Why Learning the Guitar Fretboard Will Make You a Better Player
a map without any roads or locations to show you a) where you
and b) how to get to your destination. Pretty useless, right? Well
that's how the fretboard is likely to appear at first!
In order to know exactly where you're going, you need some points of reference - knowing how one fret relates to another on each string.
Your first task is to understand the basic function of the fretboard, starting with knowing what musicians mean when they say the "8th fret" (for example), numbering your frets and understanding the significance of the 12th fret (i.e. why does the 12th fret have a different inlay marker?).
Each fret/string represents a note from the "musical alphabet" (A through G). We need to know where these notes are on guitar so we always have a reference point. This will ensure you can instantly locate any note no matter where you are on the neck. You'll see notes referenced in music all the time, so this is crucial stuff, but should only take a week or so to memorize.
While learning the notes on each fret/string is important, you'll need to break up that large block of notes so you can compartmentalize the fretboard more efficiently. Your next step, therefore, is to explore the visual relationship between notes across multiple strings. This is your first step in seeing patterns (or "shapes") emerge from the fretboard.
Already, through these three lessons, you'll have the key reference
points you need to move from fret to fret without guesswork or undue
hesitation. You'll see just how valuable and integral to your playing
this skill becomes the more you progress.
THE Secret to Truly Dominating the Fretboard
Many guitar players learn the fretboard notes, which is important, but few take that next crucial step before moving on to scales and chord construction - the ability to relate one note to another through how they sound and how they appear on the fretboard.
It's the step that connects chords and scales - a concept I like to
call the "big picture" and one that builds you a solid grounding
for developing your improvisation skills - the ability to jam freely
I'm talking about intervals - the very building blocks of music and the variable distances between two notes. It never ceases to amaze me how many serious players delay or neglect this stage. Nail it early on and you'll find all aspects of music theory so much easier to digest.
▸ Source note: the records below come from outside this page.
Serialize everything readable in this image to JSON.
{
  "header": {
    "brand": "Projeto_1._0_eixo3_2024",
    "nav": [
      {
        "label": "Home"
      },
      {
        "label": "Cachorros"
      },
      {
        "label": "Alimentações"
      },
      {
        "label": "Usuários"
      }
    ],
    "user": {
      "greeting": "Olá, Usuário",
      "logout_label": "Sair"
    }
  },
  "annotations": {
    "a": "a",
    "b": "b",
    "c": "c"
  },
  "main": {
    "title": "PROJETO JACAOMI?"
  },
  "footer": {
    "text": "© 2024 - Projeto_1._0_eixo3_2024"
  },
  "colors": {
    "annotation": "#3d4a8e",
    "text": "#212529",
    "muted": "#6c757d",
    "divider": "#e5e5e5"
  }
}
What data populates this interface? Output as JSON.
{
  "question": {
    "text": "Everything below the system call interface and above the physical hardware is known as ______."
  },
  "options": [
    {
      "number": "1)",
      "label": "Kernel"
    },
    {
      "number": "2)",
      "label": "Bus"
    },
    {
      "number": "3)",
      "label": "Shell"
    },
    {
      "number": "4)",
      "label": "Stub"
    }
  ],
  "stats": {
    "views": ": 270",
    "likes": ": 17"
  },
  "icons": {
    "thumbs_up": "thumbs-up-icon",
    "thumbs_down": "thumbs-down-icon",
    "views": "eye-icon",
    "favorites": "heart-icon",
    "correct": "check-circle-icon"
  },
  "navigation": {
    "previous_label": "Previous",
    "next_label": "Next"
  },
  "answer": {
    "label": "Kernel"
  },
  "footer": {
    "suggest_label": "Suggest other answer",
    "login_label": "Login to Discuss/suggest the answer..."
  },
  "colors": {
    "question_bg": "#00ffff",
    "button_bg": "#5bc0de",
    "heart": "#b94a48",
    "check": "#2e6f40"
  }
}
Starting with the basic fret intervals, you'll know where to move a "half step" or "whole step" up or down from the note you're on. You'll also understand exactly what it means when you see a scale written in the following format: W W H W W W H. These are all terms and symbols you'll come across during your musical journey. Don't be left in the dark!
The next step is to combine these small intervals into larger intervals that you'll see (and hear) referenced in both chords and scales. This is the connection that so many overlook. A major 3rd in a chord connects to a major 3rd in a scale! When soloing over chords and writing songs that flow naturally, you'll benefit hugely from knowing this stuff.
Once you know what they are, it's time to map intervals out on the fretboard so you can visualise them from any position on the fretboard. Again, a massive head start if you're interested in improvisation and being able to play confidently with no second guessing where to put your fingers to get the sound you want.
And finally, bring it all together using these powerful fretboard memorization exercises to help you internalize this knowledge and prepare you for your journey towards a greater understanding of music on guitar - a journey that will open up your creativity, guide you through meaningful harmony and melody and keep you from wandering unintentionally into dissonance.
It should all be a heck of a lot easier now!
While you're here... need some blank fretboard diagrams?